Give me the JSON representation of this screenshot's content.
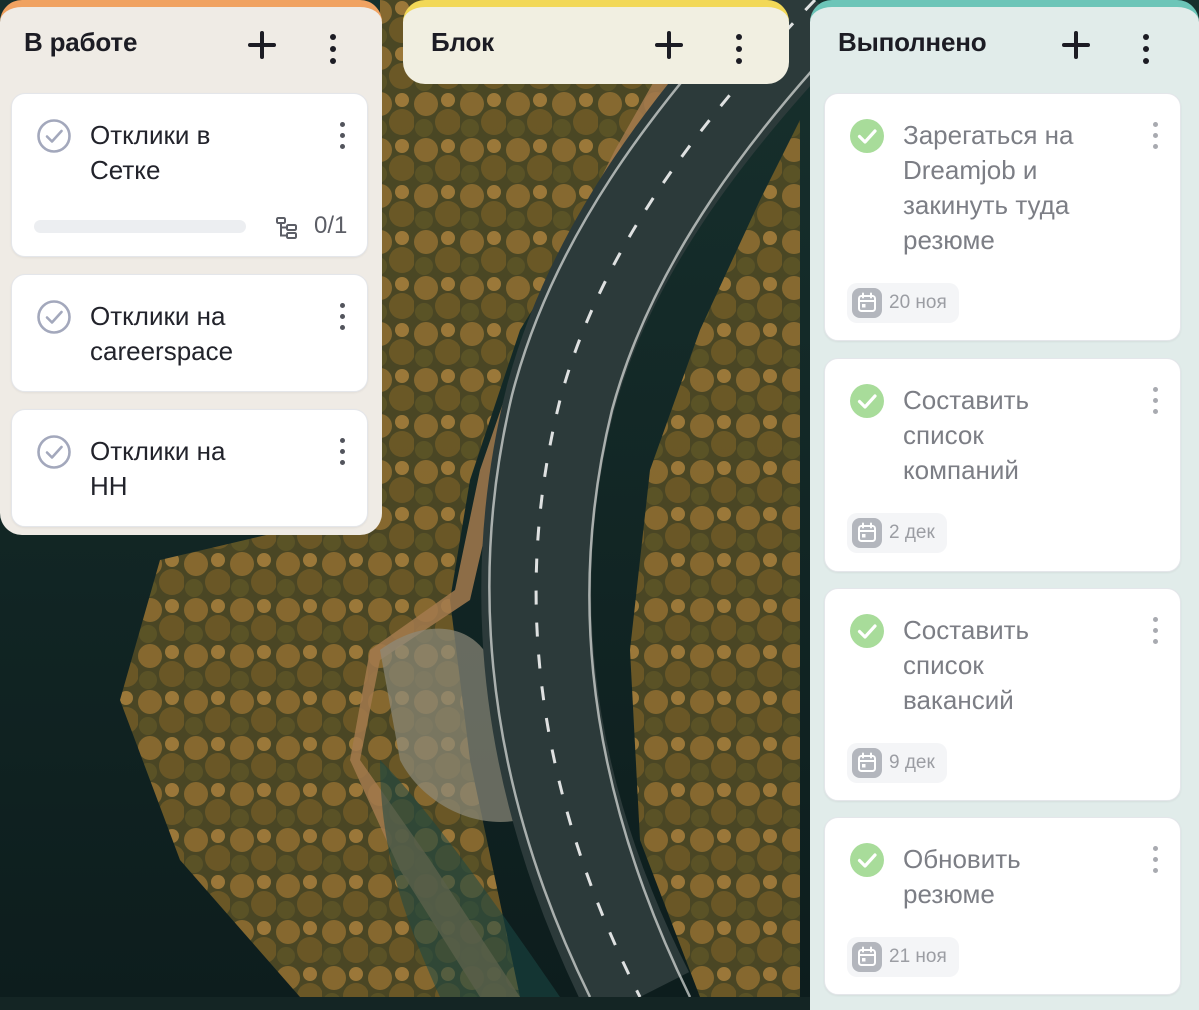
{
  "colors": {
    "col1_accent": "#f0a261",
    "col1_bg": "#efebe5",
    "col2_accent": "#f2d857",
    "col2_bg": "#f1efe1",
    "col3_accent": "#6cc5b8",
    "col3_bg": "#e1ecea",
    "check_done": "#a8dc9a",
    "check_outline": "#a3a8bc"
  },
  "columns": [
    {
      "title": "В работе",
      "add_icon": "plus-icon",
      "menu_icon": "kebab-icon",
      "cards": [
        {
          "title_lines": [
            "Отклики в",
            "Сетке"
          ],
          "status": "open",
          "progress": 0,
          "subtasks": "0/1"
        },
        {
          "title_lines": [
            "Отклики на",
            "careerspace"
          ],
          "status": "open"
        },
        {
          "title_lines": [
            "Отклики на",
            "НН"
          ],
          "status": "open"
        }
      ]
    },
    {
      "title": "Блок",
      "add_icon": "plus-icon",
      "menu_icon": "kebab-icon",
      "cards": []
    },
    {
      "title": "Выполнено",
      "add_icon": "plus-icon",
      "menu_icon": "kebab-icon",
      "cards": [
        {
          "title_lines": [
            "Зарегаться на",
            "Dreamjob и",
            "закинуть туда",
            "резюме"
          ],
          "status": "done",
          "date": "20 ноя",
          "date_icon": "calendar-icon"
        },
        {
          "title_lines": [
            "Составить",
            "список",
            "компаний"
          ],
          "status": "done",
          "date": "2 дек",
          "date_icon": "calendar-icon"
        },
        {
          "title_lines": [
            "Составить",
            "список",
            "вакансий"
          ],
          "status": "done",
          "date": "9 дек",
          "date_icon": "calendar-icon"
        },
        {
          "title_lines": [
            "Обновить",
            "резюме"
          ],
          "status": "done",
          "date": "21 ноя",
          "date_icon": "calendar-icon"
        }
      ]
    }
  ]
}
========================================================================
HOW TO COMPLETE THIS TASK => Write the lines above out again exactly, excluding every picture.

SOLUTION =>
Give me the JSON representation of this screenshot's content.
{
  "colors": {
    "col1_accent": "#f0a261",
    "col1_bg": "#efebe5",
    "col2_accent": "#f2d857",
    "col2_bg": "#f1efe1",
    "col3_accent": "#6cc5b8",
    "col3_bg": "#e1ecea",
    "check_done": "#a8dc9a",
    "check_outline": "#a3a8bc"
  },
  "columns": [
    {
      "title": "В работе",
      "add_icon": "plus-icon",
      "menu_icon": "kebab-icon",
      "cards": [
        {
          "title_lines": [
            "Отклики в",
            "Сетке"
          ],
          "status": "open",
          "progress": 0,
          "subtasks": "0/1"
        },
        {
          "title_lines": [
            "Отклики на",
            "careerspace"
          ],
          "status": "open"
        },
        {
          "title_lines": [
            "Отклики на",
            "НН"
          ],
          "status": "open"
        }
      ]
    },
    {
      "title": "Блок",
      "add_icon": "plus-icon",
      "menu_icon": "kebab-icon",
      "cards": []
    },
    {
      "title": "Выполнено",
      "add_icon": "plus-icon",
      "menu_icon": "kebab-icon",
      "cards": [
        {
          "title_lines": [
            "Зарегаться на",
            "Dreamjob и",
            "закинуть туда",
            "резюме"
          ],
          "status": "done",
          "date": "20 ноя",
          "date_icon": "calendar-icon"
        },
        {
          "title_lines": [
            "Составить",
            "список",
            "компаний"
          ],
          "status": "done",
          "date": "2 дек",
          "date_icon": "calendar-icon"
        },
        {
          "title_lines": [
            "Составить",
            "список",
            "вакансий"
          ],
          "status": "done",
          "date": "9 дек",
          "date_icon": "calendar-icon"
        },
        {
          "title_lines": [
            "Обновить",
            "резюме"
          ],
          "status": "done",
          "date": "21 ноя",
          "date_icon": "calendar-icon"
        }
      ]
    }
  ]
}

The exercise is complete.